JP5438405B2 (en) Vehicle headlamp device
JP5779028B2 (en) Light distribution control means for headlamp
JP4743037B2 (en) Vehicle detection device
EP2562686A1 (en) Method for determining an object class of an object, from which light is sent to a vehicle and/or reflected
US9185363B2 (en) Vehicle imaging system and method for categorizing objects using relative motion analysis
US8625850B2 (en) Environment recognition device and environment recognition method
ES2736162T3 (en) Procedure for the control of a headlight device for a vehicle and headlight device
EP2501584B1 (en) Method for controlling a headlamp arrangement for vehicle and headlamp arrangement
JP6091757B2 (en) Vehicle lamp control device
US10552688B2 (en) Method and device for detecting objects in the surroundings of a vehicle
JP2004098970A (en) Headlamp device for vehicle
US20080030374A1 (en) On-board device for detecting vehicles and apparatus for controlling headlights using the device
JP4253275B2 (en) Vehicle control system
EP2127944A1 (en) Method and device for controlling the light emission of a front headlamp of a vehicle
EP1964718B1 (en) Image processing apparatus, image processing method and image processing system
US8242934B2 (en) Light source discriminating apparatus, a light source discriminating program, a vehicles detection apparatus, and a light control apparatus

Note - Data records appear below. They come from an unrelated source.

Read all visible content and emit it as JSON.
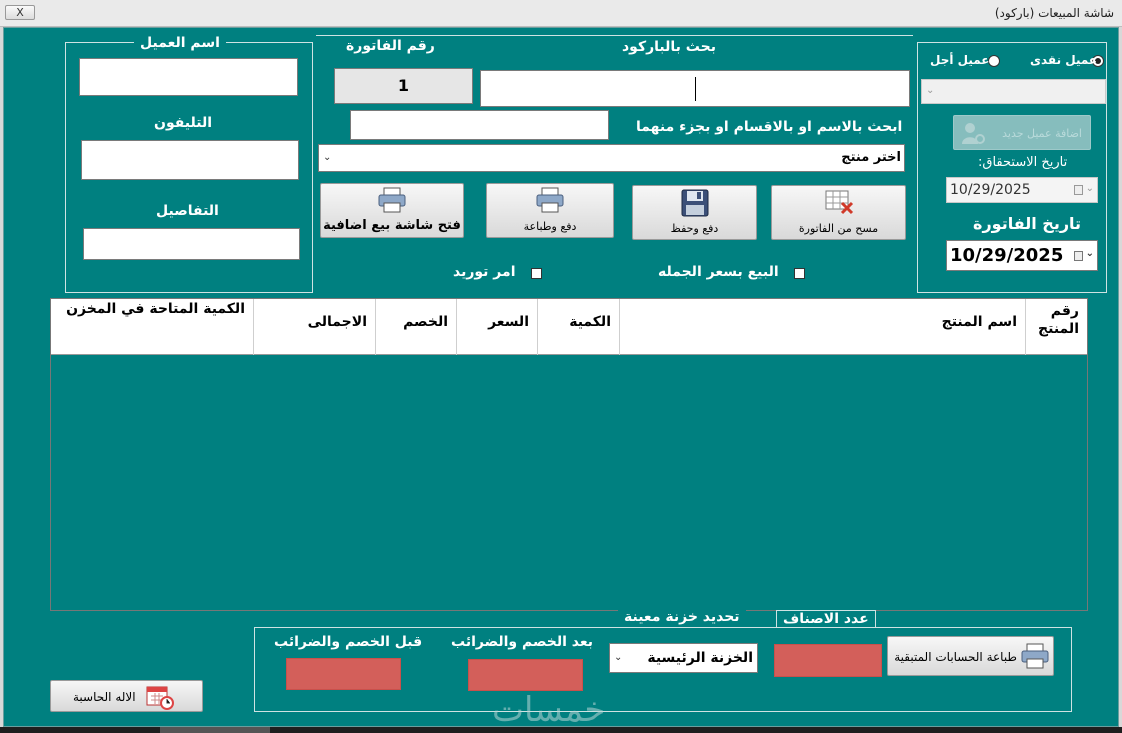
{
  "window": {
    "title": "شاشة المبيعات (باركود)",
    "close_label": "X"
  },
  "customer": {
    "legend": "اسم العميل",
    "phone_label": "التليفون",
    "details_label": "التفاصيل",
    "name_value": "",
    "phone_value": "",
    "details_value": ""
  },
  "invoice": {
    "number_label": "رقم الفاتورة",
    "number_value": "1"
  },
  "search": {
    "barcode_label": "بحث بالباركود",
    "barcode_value": "",
    "name_label": "ابحث بالاسم او بالاقسام او بجزء منهما",
    "name_value": "",
    "product_select": "اختر منتج"
  },
  "payment": {
    "cash_label": "عميل نقدى",
    "credit_label": "عميل أجل",
    "selected": "cash",
    "add_customer_label": "اضافة عميل جديد",
    "due_date_label": "تاريخ الاستحقاق:",
    "due_date_value": "10/29/2025",
    "invoice_date_label": "تاريخ الفاتورة",
    "invoice_date_value": "10/29/2025"
  },
  "actions": {
    "clear_invoice": "مسح من الفاتورة",
    "pay_save": "دفع وحفظ",
    "pay_print": "دفع وطباعة",
    "open_screen": "فتح شاشة بيع اضافية"
  },
  "options": {
    "wholesale_label": "البيع بسعر الجمله",
    "supply_order_label": "امر توريد",
    "wholesale_checked": false,
    "supply_checked": false
  },
  "table": {
    "columns": [
      "رقم المنتج",
      "اسم المنتج",
      "الكمية",
      "السعر",
      "الخصم",
      "الاجمالى",
      "الكمية المتاحة في المخزن"
    ],
    "rows": []
  },
  "totals": {
    "before_label": "قبل الخصم والضرائب",
    "after_label": "بعد الخصم والضرائب",
    "store_label": "تحديد خزنة معينة",
    "store_value": "الخزنة الرئيسية",
    "items_count_label": "عدد الاصناف",
    "print_accounts_label": "طباعة الحسابات المتبقية"
  },
  "calculator_label": "الاله الحاسبة",
  "watermark": "خمسات",
  "colors": {
    "background": "#008080",
    "total_box": "#d35f5a"
  }
}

Legal Events

Date Code Title Description
A977 Report on retrieval

Free format text: JAPANESE INTERMEDIATE CODE: A971007

Effective date: 20170721

TRDD Decision of grant or rejection written
A01 Written decision to grant a patent or to grant a registration (utility model)

Free format text: JAPANESE INTERMEDIATE CODE: A01

Effective date: 20170801

A61 First payment of annual fees (during grant procedure)

Free format text: JAPANESE INTERMEDIATE CODE: A61

Effective date: 20170825

R150 Certificate of patent or registration of utility model

Ref document number: 6200481

Country of ref document: JP

Free format text: JAPANESE INTERMEDIATE CODE: R150